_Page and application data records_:
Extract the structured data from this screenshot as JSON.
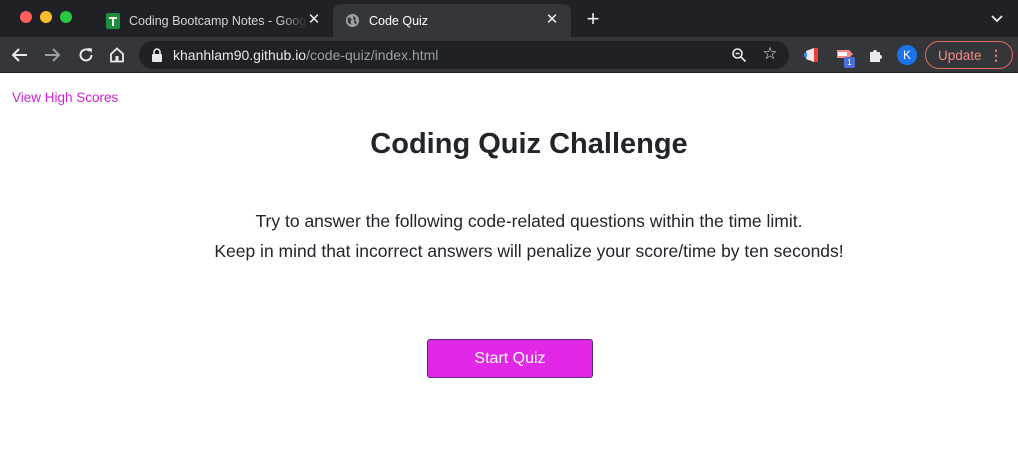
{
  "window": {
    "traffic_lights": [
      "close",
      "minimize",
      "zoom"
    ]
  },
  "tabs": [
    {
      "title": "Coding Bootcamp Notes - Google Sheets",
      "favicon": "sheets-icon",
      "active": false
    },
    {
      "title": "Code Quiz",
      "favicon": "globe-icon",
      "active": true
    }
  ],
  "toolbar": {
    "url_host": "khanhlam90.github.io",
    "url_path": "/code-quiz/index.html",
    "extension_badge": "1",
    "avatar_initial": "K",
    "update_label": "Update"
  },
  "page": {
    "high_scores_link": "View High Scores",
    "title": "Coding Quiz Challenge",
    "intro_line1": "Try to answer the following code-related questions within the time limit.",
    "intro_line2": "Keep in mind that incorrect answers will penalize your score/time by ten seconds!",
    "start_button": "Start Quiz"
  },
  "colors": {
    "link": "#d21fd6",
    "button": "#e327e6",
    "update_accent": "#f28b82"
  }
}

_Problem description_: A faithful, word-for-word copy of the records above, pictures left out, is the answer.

_Answer section_:
Extract the structured data from this screenshot as JSON.
{
  "window": {
    "traffic_lights": [
      "close",
      "minimize",
      "zoom"
    ]
  },
  "tabs": [
    {
      "title": "Coding Bootcamp Notes - Google Sheets",
      "favicon": "sheets-icon",
      "active": false
    },
    {
      "title": "Code Quiz",
      "favicon": "globe-icon",
      "active": true
    }
  ],
  "toolbar": {
    "url_host": "khanhlam90.github.io",
    "url_path": "/code-quiz/index.html",
    "extension_badge": "1",
    "avatar_initial": "K",
    "update_label": "Update"
  },
  "page": {
    "high_scores_link": "View High Scores",
    "title": "Coding Quiz Challenge",
    "intro_line1": "Try to answer the following code-related questions within the time limit.",
    "intro_line2": "Keep in mind that incorrect answers will penalize your score/time by ten seconds!",
    "start_button": "Start Quiz"
  },
  "colors": {
    "link": "#d21fd6",
    "button": "#e327e6",
    "update_accent": "#f28b82"
  }
}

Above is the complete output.